While Sosa doesn’t know how soon he’ll be able to open a new restaurant, he is honoring that commitment to Zahowski, and that means making the tortillas by hand.
So far, a fund-raising webpage has brought in $12,000, and the family made tamales for Thanksgiving and Christmas to raise some money.
The restaurant’s former building was damaged in a fire over a year ago and with the aide of Samuel Adams Brewing and the American Dream Program in conjunction with the Holyoke-based Common Capital the new restaurant opened at 5 p.m. on Friday, Nov. 21, 2014.
“The interior of the restaurant is very spacious – and there is a separate lounge in the front for special events and live music. We will be having all of your favorite entrees and food you remember so well, as well as some new things, such as a selection of tamales, and a ‘make your own’ empanadas and sopes menu.”
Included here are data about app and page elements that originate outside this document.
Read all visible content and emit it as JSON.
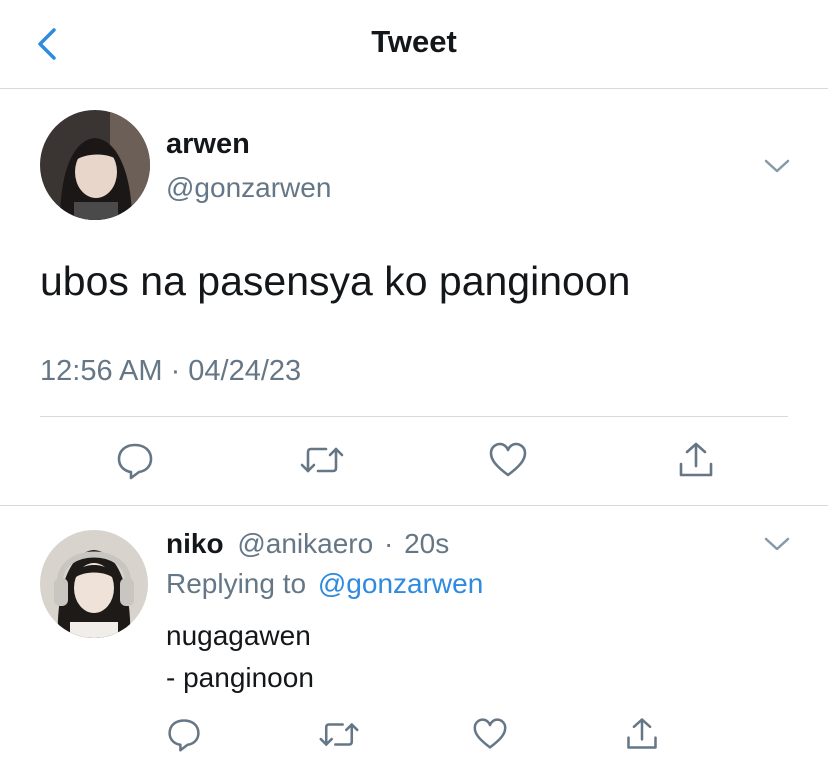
{
  "header": {
    "title": "Tweet"
  },
  "tweet": {
    "author_name": "arwen",
    "author_handle": "@gonzarwen",
    "text": "ubos na pasensya ko panginoon",
    "timestamp": "12:56 AM · 04/24/23"
  },
  "reply": {
    "author_name": "niko",
    "author_handle": "@anikaero",
    "separator": "·",
    "age": "20s",
    "replying_prefix": "Replying to",
    "replying_to": "@gonzarwen",
    "lines": [
      "nugagawen",
      "- panginoon"
    ]
  },
  "icons": {
    "back": "chevron-left-icon",
    "menu": "chevron-down-icon",
    "reply": "speech-bubble-icon",
    "retweet": "retweet-icon",
    "like": "heart-icon",
    "share": "share-icon"
  },
  "colors": {
    "accent": "#2f8ae0",
    "secondary_text": "#657786",
    "divider": "#d7d9db",
    "icon": "#657786"
  }
}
Almost a year ago, Mi Tierra in Hadley burned to the ground, a blow to a community that had embraced the Mexican eatery’s simple, flavorful food and its husband-wife owners, Jorge Sosa and Dora Saravia. After the fire, friends, town residents, business associates, and local officials moved quickly from mourning to recovery.
In September, their efforts will culminate with the opening of a new 180-seat Mi Tierra, 1½ miles west of the original in Hadley, more than twice the seating capacity of the first spot.
The couple were no strangers to hard luck. Sosa, 37, grew up poor in Mexico City. He arrived in Western Massachusetts in 1992, staying with family and working odd jobs. It took him nine years to save the $6,000 he needed to open a grocery store in Springfield. Saravia, 43, was raised in war-torn El Salvador, and came to the United States in 1989. By 2007, Sosa and Saravia had met and married, added a small taqueria to the Springfield store, and started the Mexican restaurant Mi Tierra in Hadley.
On that fateful Sunday on Oct. 27, “everything was going perfect,” says Sosa. Mi Tierra was thriving, its food a hit with students and faculty from colleges in the area. The Norwottuck Shoppes plaza also housed a banh mi shop, a Middle Eastern grocery, and a Southeast Asian grocery. Sosa, Saravia, and other shopkeepers dubbed themselves the “United Nations of Good Food.”
On a recent day in the Springfield kitchen, Sosa and an assistant, Miguel Ixcuna, are kneading ground corn with oil and spices into a moist masa for tamales; the dough is a perfect foil for spiced pork or shredded chicken and chiles. While the tamales steam, Sosa, Saravia, and Ixcuna prepare taco fillings for tortillas made that morning. The fresh rounds are delicately crisp when warmed on the griddle, giving tacos the nubbled texture and lingering flavor distinctive to minimally processed corn. The tortillas are sold locally, something Docter helped set up; sales are growing at a rate of 5 percent a week.
“I believe in this community,” says Sosa. “I think everything is possible here. You just have to try and try.”
As ethnic cuisines achieve widespread popularity, they too often have their authenticity compromised. Cooking techniques get altered and flavors are recast.
After visiting Mi Tierra Restaurant on Route 9 in Hadley, we certainly realized that was the case with Mexican food. Serving traditional dishes prepared with authentic ingredients, Mia Tierra offers an education in what home-style, South-of-the border fare ought to taste like.
The restaurant, which is located a small shopping center, was originally operated as in conjunction with a Mexican grocery. The “served ready-to-eat” eventually supplanted the “packaged,” however, and now the entire space is an eatery done up in Hacienda style.